Schuster did confirm that she will offer slices of the massive timpano drum-shaped pasta casserole immortalized in the film “Big Night,” at both breakfast and lunch.
“It takes six hours to make,” said Schuster, "so we're probably going to have to start firing it at 2 a.m., and by 8:30 a.m. we'll be ready to sell slices of it. It's gigantic; you can cut it into 30 slices, and each slice is like a piece of deep-dish pizza. Each slice has layers of pasta, egg, salami, meatballs, cheese and all kinds of yumminess. It's dense and overwhelming.”
Offering the quirky dish was a goal of Tenacious Chef de Cuisine Justin Yarrington, who passed away suddenly last autumn.
The restaurant will also play host to a special Mother's Day brunch on May 11, featuring Dr. Dan the Pancake Man plating up his uncanny griddled portraits of diners, along with a screening of “Steel Magnolias.”
Schuster also said that every Saturday morning, Tenacious will show Saturday morning cartoons and offer a discount for those who show up in their pajamas.
A chef without a proper home, Schuster has had to get used to finishing her elaborate meals with tabletop appliances at the kitchen-less Meyer's Grove. Having a sprawling kitchen with 22 burners and all the modern touches will surely be a relief from having to jury-rig the equipment in the back room of a pub.
“Yes,” she conceded, “but by this point I've got the Meyer's Grove deal down to a science. It's not like I'm gonna rush out and start sous-viding everything, unless it's appropriate. But yes, more burners will be great.

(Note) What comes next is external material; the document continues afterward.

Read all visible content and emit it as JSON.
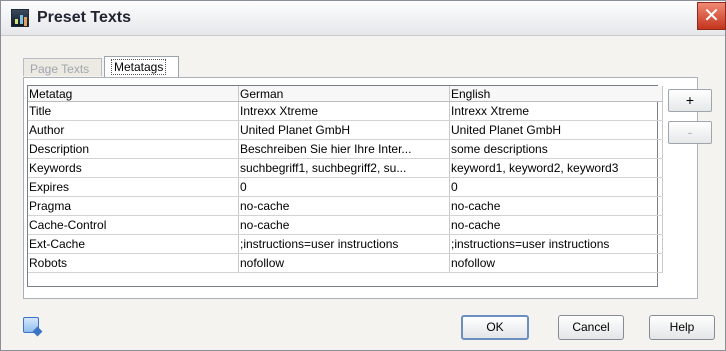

I'll have to get used to it.”
Tenacious Eats 4915 Hampton Ave. Scheduled to open May 13 Open for breakfast and lunch Tues. through Sat. Open for late brunch noon to 4 p.m. Sun. Open for “Movies for Foodies” events Thurs., Fri., and Sat. evenings starting in July Closed Mon. www.tenaciouseats.com